┌─ PROVIDED ENTRIES

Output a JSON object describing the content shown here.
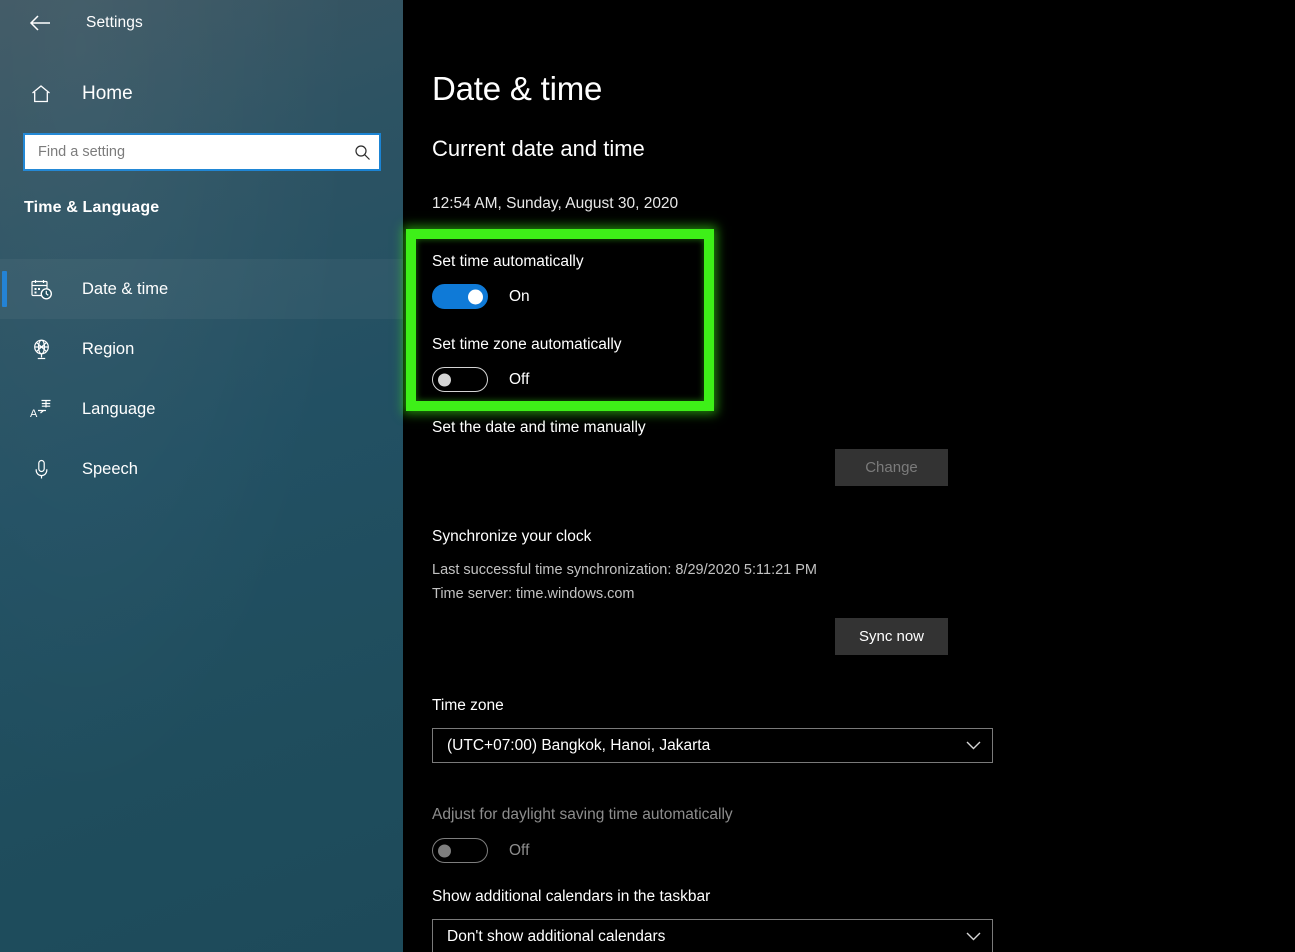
{
  "window": {
    "app_title": "Settings",
    "back_icon": "back-arrow-icon",
    "minimize_label": "—",
    "maximize_label": "□",
    "close_label": "✕"
  },
  "sidebar": {
    "home_label": "Home",
    "home_icon": "home-icon",
    "search": {
      "placeholder": "Find a setting",
      "value": "",
      "icon": "search-icon"
    },
    "section_header": "Time & Language",
    "items": [
      {
        "label": "Date & time",
        "icon": "calendar-clock-icon",
        "selected": true
      },
      {
        "label": "Region",
        "icon": "globe-icon",
        "selected": false
      },
      {
        "label": "Language",
        "icon": "language-translate-icon",
        "selected": false
      },
      {
        "label": "Speech",
        "icon": "microphone-icon",
        "selected": false
      }
    ]
  },
  "main": {
    "page_title": "Date & time",
    "current_section_heading": "Current date and time",
    "current_datetime": "12:54 AM, Sunday, August 30, 2020",
    "set_time_automatically": {
      "label": "Set time automatically",
      "state": "On",
      "enabled": true
    },
    "set_timezone_automatically": {
      "label": "Set time zone automatically",
      "state": "Off",
      "enabled": false
    },
    "set_manually": {
      "label": "Set the date and time manually",
      "button_label": "Change",
      "button_disabled": true
    },
    "synchronize": {
      "heading": "Synchronize your clock",
      "last_sync": "Last successful time synchronization: 8/29/2020 5:11:21 PM",
      "time_server": "Time server: time.windows.com",
      "button_label": "Sync now"
    },
    "time_zone": {
      "label": "Time zone",
      "value": "(UTC+07:00) Bangkok, Hanoi, Jakarta"
    },
    "daylight_saving": {
      "label": "Adjust for daylight saving time automatically",
      "state": "Off",
      "disabled": true
    },
    "additional_calendars": {
      "label": "Show additional calendars in the taskbar",
      "value": "Don't show additional calendars"
    }
  },
  "annotation": {
    "highlight_color": "#3ef018",
    "name": "green-highlight-box"
  }
}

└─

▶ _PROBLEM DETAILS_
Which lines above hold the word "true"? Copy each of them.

▶ _RESULT FOR THIS EXERCISE_
        "selected": true
      "enabled": true
      "button_disabled": true
      "disabled": true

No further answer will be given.